In addition to controlling whether prefetches should be dropped, the accuracy value of a prefetch source can also be used to throttle or disable prefetching from that source. For example, the accuracy value of the L2 next-line prefetcher can be used to enable or disable the prefetcher, which can save power. When a prefetcher is disabled because its accuracy value is low, it can be periodically re-enabled so that its accuracy value can be periodically re-calculated. If the accuracy value is sufficiently high, the prefetcher stays enabled until its accuracy value drops below a pre-defined threshold.

Processing a Prefetched Cache Line

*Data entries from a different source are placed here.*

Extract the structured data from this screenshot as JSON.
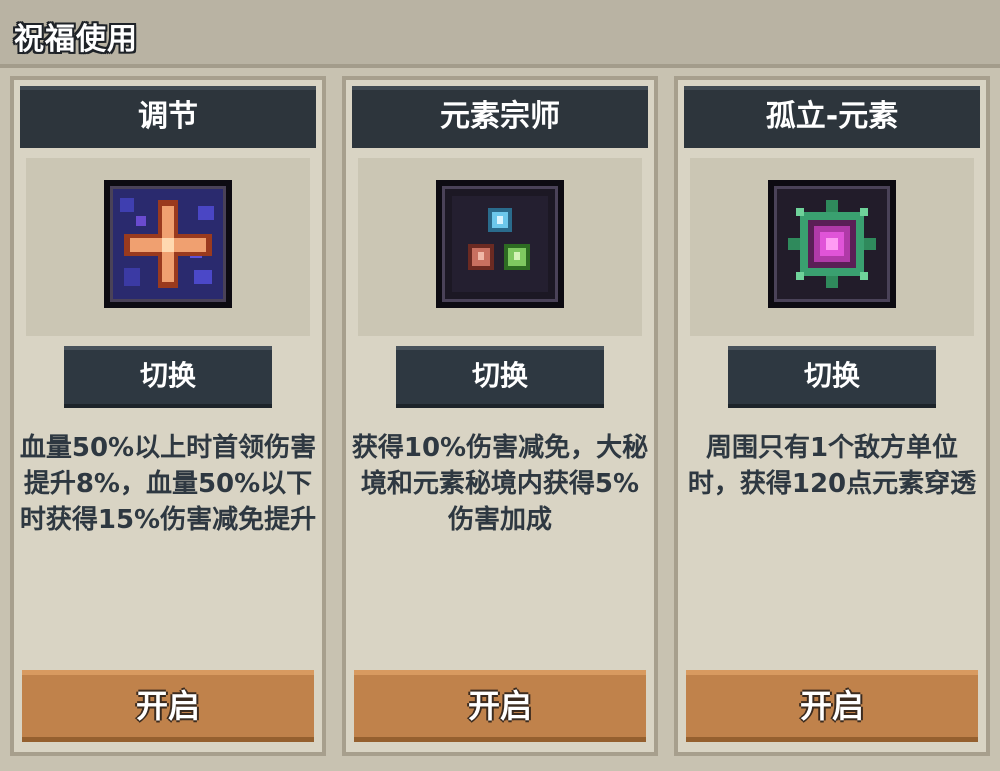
{
  "header": {
    "title": "祝福使用"
  },
  "cards": [
    {
      "name": "调节",
      "icon": "cross-star-icon",
      "switch_label": "切换",
      "description": "血量50%以上时首领伤害提升8%，血量50%以下时获得15%伤害减免提升",
      "open_label": "开启"
    },
    {
      "name": "元素宗师",
      "icon": "three-elements-icon",
      "switch_label": "切换",
      "description": "获得10%伤害减免，大秘境和元素秘境内获得5%伤害加成",
      "open_label": "开启"
    },
    {
      "name": "孤立-元素",
      "icon": "spiked-orb-icon",
      "switch_label": "切换",
      "description": "周围只有1个敌方单位时，获得120点元素穿透",
      "open_label": "开启"
    }
  ],
  "colors": {
    "panel_dark": "#2d353c",
    "open_button": "#c0824b",
    "background": "#c8c2b1",
    "text_dark": "#2e3841"
  }
}
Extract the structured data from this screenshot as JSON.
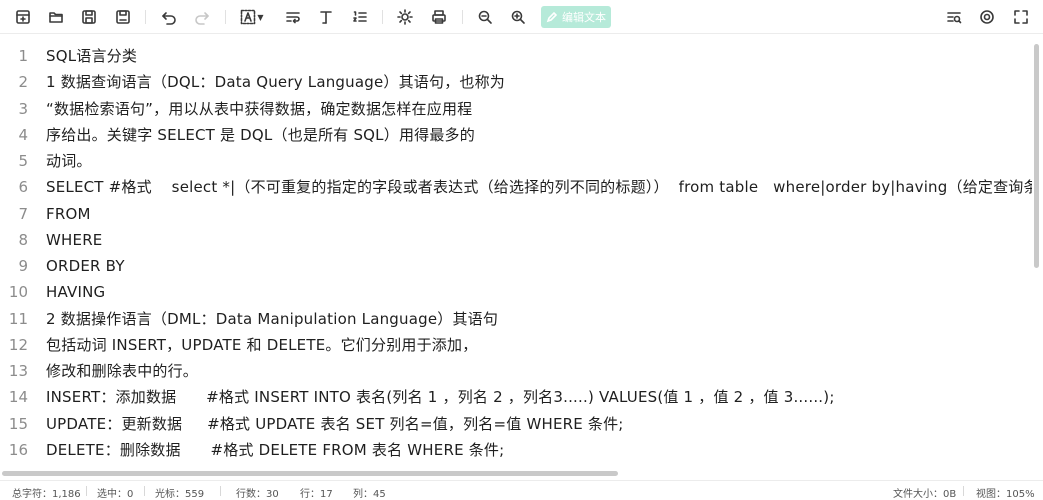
{
  "toolbar": {
    "icons": [
      "new-file-icon",
      "open-folder-icon",
      "save-icon",
      "save-as-icon",
      "undo-icon",
      "redo-icon",
      "font-select-icon",
      "wrap-icon",
      "text-style-icon",
      "list-numbers-icon",
      "brightness-icon",
      "print-icon",
      "zoom-out-icon",
      "zoom-in-icon",
      "find-replace-icon",
      "settings-icon",
      "fullscreen-icon"
    ],
    "edit_label": "编辑文本"
  },
  "editor": {
    "lines": [
      {
        "num": "1",
        "text": "SQL语言分类"
      },
      {
        "num": "2",
        "text": "1 数据查询语言（DQL：Data Query Language）其语句，也称为"
      },
      {
        "num": "3",
        "text": "“数据检索语句”，用以从表中获得数据，确定数据怎样在应用程"
      },
      {
        "num": "4",
        "text": "序给出。关键字 SELECT 是 DQL（也是所有 SQL）用得最多的"
      },
      {
        "num": "5",
        "text": "动词。"
      },
      {
        "num": "6",
        "text": "SELECT #格式    select *|（不可重复的指定的字段或者表达式（给选择的列不同的标题））  from table   where|order by|having（给定查询条件）"
      },
      {
        "num": "7",
        "text": "FROM"
      },
      {
        "num": "8",
        "text": "WHERE"
      },
      {
        "num": "9",
        "text": "ORDER BY"
      },
      {
        "num": "10",
        "text": "HAVING"
      },
      {
        "num": "11",
        "text": "2 数据操作语言（DML：Data Manipulation Language）其语句"
      },
      {
        "num": "12",
        "text": "包括动词 INSERT，UPDATE 和 DELETE。它们分别用于添加，"
      },
      {
        "num": "13",
        "text": "修改和删除表中的行。"
      },
      {
        "num": "14",
        "text": "INSERT：添加数据      #格式 INSERT INTO 表名(列名 1 ，列名 2 ，列名3.....) VALUES(值 1 ，值 2 ，值 3......);"
      },
      {
        "num": "15",
        "text": "UPDATE：更新数据     #格式 UPDATE 表名 SET 列名=值，列名=值 WHERE 条件;"
      },
      {
        "num": "16",
        "text": "DELETE：删除数据      #格式 DELETE FROM 表名 WHERE 条件;"
      }
    ]
  },
  "status": {
    "chars": "总字符：1,186",
    "selected": "选中：0",
    "cursor": "光标：559",
    "rows": "行数：30",
    "row": "行：17",
    "col": "列：45",
    "filesize": "文件大小：0B",
    "zoom": "视图：105%"
  }
}
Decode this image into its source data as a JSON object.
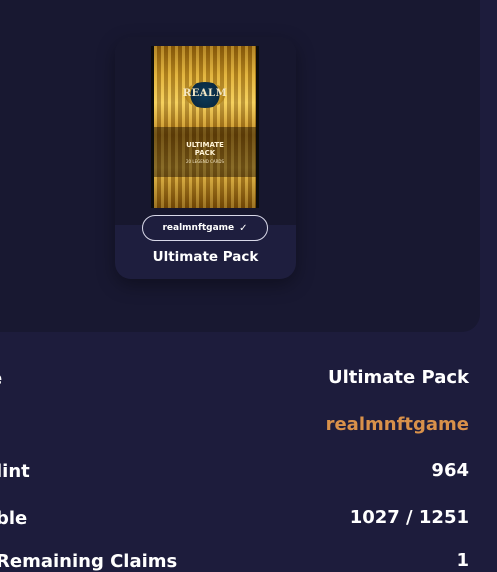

FIG. 3A presents a flow chart illustrating how a prefetched cache line is processed when it is received at a cache in accordance with the disclosed embodiments. First, the system receives a cache line from a lower level of the memory hierarchy in response to a prefetch request from a specific prefetch source (step 302). Next, the system increments the prefetched lines counter for the specific prefetch source (step 304). The system also writes an identifier for the prefetch source into the prefetch source field in the cache line (step 306) and also clears the consumed field (step 308). Finally, the system installs the cache line (including the prefetch source field and the consumed field) into the cache (step 310).

Next, during program execution, when a cache line is ultimately accessed by a demand request, the system sets the consumed field in the cache line (step 312 in FIG. 3B). Also, when a cache line is evicted from the cache, if the cache line is associated with a prefetch request and the consumed field was never set, the system increments the useless lines counter for the prefetch source (step 314 in FIG. 3C).

Computing Accuracy Information

FIG. 4 presents a flow chart illustrating how an accuracy value for each prefetch source is periodically computed in accordance with the disclosed embodiments. First, the system determines an accuracy value for each prefetch source based on a ratio between the number of useless lines and the number of prefetched lines (step 402). This accuracy can also be condensed into a 2-bit variable with four possible values as is described above. Next, the system sets miss buffer thresholds for each prefetch source based on the computed accuracy value for each prefetch source (step 404). The system also communicates the accuracy information for the prefetch sources to other related caches that can also make use of this accuracy information to drop prefetches (step 406). Note that although accuracy values are typically determined at the L1 cache level, the accuracy values can be communicated to associated L2 and L3 caches, because prefetches can also be dropped at the L2 and L3 caches. Finally, the system resets the prefetched lines counter and the useless lines counter for each prefetch source (step 408).

Dropping Prefetch Requests

FIG. 5A presents a flow chart illustrating how prefetch requests can be dropped based on a miss buffer occupancy threshold in accordance with the disclosed embodiments. First, the system receives a prefetch request at a cache, wherein the prefetch request is received from a specific prefetch source (step 502). Next, the system determines an occupancy for a miss buffer associated with the cache (step 504). Next, the system drops the prefetch request if the determined occupancy exceeds an occupancy threshold, wherein the occupancy threshold was calculated based on the determined accuracy values (step 506). Note that dropping a prefetch can simply involve not entering the prefetch into the miss buffer.

Also, in some embodiments if the accuracy value for a given prefetch source drops below a minimum value, the system can temporarily disable the prefetch source (step 508 in FIG. 5B). For example, this can involve turning off the circuitry for the prefetch source to save power.

The foregoing descriptions of embodiments have been presented for purposes of illustration and description only. They are not intended to be exhaustive or to limit the present description to the forms disclosed. Accordingly, many modifications and variations will be apparent to practitioners skilled in the art. Additionally, the above disclosure is not intended to limit the present description. The scope of the present description is defined by the appended claims.